TASK INSTRUCTIONS
If a line of the material holds the string "content", please copy it.

=== Section Start ===

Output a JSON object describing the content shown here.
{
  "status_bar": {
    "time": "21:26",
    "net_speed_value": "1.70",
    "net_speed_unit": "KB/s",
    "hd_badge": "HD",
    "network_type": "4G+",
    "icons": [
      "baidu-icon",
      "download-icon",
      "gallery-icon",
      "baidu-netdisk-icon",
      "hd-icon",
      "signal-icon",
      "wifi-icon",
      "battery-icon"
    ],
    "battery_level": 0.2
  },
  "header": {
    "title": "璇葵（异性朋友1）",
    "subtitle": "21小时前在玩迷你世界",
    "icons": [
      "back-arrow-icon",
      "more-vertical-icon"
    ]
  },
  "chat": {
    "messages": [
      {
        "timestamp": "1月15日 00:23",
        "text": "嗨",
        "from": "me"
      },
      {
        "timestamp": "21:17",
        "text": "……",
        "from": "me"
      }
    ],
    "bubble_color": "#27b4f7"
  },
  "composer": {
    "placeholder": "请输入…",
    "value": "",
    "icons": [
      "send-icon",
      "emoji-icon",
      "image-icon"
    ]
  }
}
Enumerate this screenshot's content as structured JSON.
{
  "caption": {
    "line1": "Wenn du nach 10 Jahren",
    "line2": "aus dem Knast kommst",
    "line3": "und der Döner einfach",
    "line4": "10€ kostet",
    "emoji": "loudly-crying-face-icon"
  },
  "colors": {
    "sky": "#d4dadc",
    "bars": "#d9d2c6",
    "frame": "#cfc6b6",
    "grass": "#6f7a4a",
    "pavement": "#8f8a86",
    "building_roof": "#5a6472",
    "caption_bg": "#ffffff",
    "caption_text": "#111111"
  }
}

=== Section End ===

EXPECTED ANSWER
Output a JSON object describing the content shown here.
Enumerate this screenshot's content as structured JSON.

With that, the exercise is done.